PROBLEM DETAILS
Keep only the lines of the data below that contain "Ctrl", and copy them.

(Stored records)
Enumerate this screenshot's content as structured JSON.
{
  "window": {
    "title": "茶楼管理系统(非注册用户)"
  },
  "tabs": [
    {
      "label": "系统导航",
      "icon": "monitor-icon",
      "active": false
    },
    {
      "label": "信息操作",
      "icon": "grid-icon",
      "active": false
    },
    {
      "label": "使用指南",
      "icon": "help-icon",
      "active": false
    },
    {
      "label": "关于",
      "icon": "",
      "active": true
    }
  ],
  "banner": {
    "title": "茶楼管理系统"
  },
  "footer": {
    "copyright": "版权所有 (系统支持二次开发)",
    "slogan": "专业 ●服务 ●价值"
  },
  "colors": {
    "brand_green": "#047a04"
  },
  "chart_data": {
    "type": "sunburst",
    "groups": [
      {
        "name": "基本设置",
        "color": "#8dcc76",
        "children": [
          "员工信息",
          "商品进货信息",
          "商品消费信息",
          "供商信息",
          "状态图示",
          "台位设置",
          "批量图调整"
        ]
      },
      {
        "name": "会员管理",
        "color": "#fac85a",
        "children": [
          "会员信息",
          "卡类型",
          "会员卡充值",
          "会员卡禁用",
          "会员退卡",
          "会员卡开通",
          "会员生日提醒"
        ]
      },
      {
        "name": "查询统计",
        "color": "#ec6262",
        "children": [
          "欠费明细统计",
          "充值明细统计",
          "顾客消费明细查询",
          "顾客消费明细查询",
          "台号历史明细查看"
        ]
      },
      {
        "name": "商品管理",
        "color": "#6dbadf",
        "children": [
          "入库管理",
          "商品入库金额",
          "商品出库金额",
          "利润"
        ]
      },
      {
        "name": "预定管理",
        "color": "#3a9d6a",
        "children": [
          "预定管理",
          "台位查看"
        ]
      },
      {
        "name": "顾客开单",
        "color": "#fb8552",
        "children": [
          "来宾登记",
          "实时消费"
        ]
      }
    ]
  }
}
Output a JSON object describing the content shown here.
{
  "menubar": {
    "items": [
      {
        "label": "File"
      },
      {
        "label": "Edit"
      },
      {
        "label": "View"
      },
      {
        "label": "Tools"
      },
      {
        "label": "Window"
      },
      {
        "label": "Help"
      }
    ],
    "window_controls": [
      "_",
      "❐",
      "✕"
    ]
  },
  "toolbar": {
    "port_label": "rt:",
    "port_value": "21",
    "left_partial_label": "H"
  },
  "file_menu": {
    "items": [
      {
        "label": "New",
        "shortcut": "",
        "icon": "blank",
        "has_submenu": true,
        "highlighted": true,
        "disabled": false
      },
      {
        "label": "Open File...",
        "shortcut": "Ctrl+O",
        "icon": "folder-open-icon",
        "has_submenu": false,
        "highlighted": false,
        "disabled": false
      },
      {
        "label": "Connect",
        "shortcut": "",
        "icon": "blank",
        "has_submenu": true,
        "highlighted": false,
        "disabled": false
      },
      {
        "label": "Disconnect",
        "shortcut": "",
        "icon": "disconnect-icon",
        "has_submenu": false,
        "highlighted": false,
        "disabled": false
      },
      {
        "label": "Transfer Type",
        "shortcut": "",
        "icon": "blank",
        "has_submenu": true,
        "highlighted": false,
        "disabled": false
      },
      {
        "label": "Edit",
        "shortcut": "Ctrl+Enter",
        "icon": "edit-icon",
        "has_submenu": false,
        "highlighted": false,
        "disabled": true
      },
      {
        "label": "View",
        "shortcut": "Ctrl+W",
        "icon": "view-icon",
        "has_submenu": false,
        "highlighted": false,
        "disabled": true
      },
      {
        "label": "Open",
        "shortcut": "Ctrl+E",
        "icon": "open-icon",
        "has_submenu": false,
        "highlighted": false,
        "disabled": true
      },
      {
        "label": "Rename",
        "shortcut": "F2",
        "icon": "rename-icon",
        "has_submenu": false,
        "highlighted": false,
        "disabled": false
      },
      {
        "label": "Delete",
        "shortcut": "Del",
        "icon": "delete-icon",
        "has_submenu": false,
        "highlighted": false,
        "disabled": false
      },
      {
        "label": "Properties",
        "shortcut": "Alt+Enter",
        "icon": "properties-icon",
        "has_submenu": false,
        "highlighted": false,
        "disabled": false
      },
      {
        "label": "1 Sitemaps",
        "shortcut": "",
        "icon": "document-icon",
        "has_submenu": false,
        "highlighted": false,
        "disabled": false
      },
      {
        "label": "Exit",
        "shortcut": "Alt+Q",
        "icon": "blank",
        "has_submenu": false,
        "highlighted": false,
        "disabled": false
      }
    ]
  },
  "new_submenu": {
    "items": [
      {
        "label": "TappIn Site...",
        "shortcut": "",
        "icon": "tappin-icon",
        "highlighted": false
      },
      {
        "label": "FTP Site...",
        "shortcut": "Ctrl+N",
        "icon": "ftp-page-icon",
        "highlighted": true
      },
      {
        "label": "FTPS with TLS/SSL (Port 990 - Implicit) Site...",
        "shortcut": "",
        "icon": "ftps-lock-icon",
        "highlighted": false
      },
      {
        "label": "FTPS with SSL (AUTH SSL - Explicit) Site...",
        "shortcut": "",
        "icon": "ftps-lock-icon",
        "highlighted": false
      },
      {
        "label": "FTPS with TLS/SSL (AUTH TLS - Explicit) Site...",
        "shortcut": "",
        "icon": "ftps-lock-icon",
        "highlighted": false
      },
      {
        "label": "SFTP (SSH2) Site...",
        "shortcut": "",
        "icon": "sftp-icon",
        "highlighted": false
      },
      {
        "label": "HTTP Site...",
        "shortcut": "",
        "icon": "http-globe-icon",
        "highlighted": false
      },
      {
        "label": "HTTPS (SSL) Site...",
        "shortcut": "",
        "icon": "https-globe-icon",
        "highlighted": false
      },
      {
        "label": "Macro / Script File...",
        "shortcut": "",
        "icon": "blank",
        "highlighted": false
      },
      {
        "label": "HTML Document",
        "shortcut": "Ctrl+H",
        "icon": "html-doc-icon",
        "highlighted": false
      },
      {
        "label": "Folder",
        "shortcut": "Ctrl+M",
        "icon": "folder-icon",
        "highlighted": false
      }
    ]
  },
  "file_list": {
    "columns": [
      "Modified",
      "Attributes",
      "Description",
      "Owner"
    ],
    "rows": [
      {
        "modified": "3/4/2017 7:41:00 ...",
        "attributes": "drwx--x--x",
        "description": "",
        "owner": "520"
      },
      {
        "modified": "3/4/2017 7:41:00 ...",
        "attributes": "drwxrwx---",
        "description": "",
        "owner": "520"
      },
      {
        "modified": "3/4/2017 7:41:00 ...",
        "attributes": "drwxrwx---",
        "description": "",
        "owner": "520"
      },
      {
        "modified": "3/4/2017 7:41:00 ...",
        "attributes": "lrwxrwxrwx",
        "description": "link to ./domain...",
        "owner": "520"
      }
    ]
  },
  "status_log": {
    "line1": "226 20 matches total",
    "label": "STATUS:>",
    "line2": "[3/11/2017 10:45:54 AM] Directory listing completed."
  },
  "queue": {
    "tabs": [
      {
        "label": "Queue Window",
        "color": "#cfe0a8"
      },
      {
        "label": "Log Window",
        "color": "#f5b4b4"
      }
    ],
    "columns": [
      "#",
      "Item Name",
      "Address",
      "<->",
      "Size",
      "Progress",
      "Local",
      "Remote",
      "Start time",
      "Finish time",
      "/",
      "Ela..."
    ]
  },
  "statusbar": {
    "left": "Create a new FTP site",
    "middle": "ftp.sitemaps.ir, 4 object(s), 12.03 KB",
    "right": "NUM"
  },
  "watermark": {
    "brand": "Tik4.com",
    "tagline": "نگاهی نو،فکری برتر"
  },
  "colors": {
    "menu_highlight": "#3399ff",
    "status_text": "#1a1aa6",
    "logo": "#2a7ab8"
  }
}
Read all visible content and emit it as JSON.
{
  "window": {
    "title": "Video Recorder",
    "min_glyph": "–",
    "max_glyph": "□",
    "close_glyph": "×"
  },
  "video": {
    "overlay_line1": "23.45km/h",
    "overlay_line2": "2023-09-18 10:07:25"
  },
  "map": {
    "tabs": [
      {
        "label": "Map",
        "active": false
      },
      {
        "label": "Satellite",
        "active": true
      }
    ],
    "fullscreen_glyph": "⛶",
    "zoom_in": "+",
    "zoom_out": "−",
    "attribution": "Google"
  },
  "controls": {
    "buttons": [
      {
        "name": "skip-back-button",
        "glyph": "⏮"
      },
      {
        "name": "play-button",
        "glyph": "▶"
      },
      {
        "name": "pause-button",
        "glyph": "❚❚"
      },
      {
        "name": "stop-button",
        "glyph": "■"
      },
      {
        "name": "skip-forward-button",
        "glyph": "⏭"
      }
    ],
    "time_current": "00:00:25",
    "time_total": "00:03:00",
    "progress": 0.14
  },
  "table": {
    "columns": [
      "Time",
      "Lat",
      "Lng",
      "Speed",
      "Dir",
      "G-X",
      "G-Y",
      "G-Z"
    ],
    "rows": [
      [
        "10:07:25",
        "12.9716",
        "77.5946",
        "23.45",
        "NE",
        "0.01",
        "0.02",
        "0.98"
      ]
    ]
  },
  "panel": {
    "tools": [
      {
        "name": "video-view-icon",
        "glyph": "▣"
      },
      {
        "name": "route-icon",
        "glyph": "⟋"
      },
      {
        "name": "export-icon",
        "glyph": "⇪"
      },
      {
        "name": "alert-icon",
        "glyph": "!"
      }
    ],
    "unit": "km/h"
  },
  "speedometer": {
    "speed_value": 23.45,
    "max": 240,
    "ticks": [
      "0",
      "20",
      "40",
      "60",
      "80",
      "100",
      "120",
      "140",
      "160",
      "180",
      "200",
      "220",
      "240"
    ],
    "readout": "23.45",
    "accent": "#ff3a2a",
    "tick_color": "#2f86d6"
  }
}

OUTPUT BELOW
        "shortcut": "Ctrl+O",
        "shortcut": "Ctrl+Enter",
        "shortcut": "Ctrl+W",
        "shortcut": "Ctrl+E",
        "shortcut": "Ctrl+N",
        "shortcut": "Ctrl+H",
        "shortcut": "Ctrl+M",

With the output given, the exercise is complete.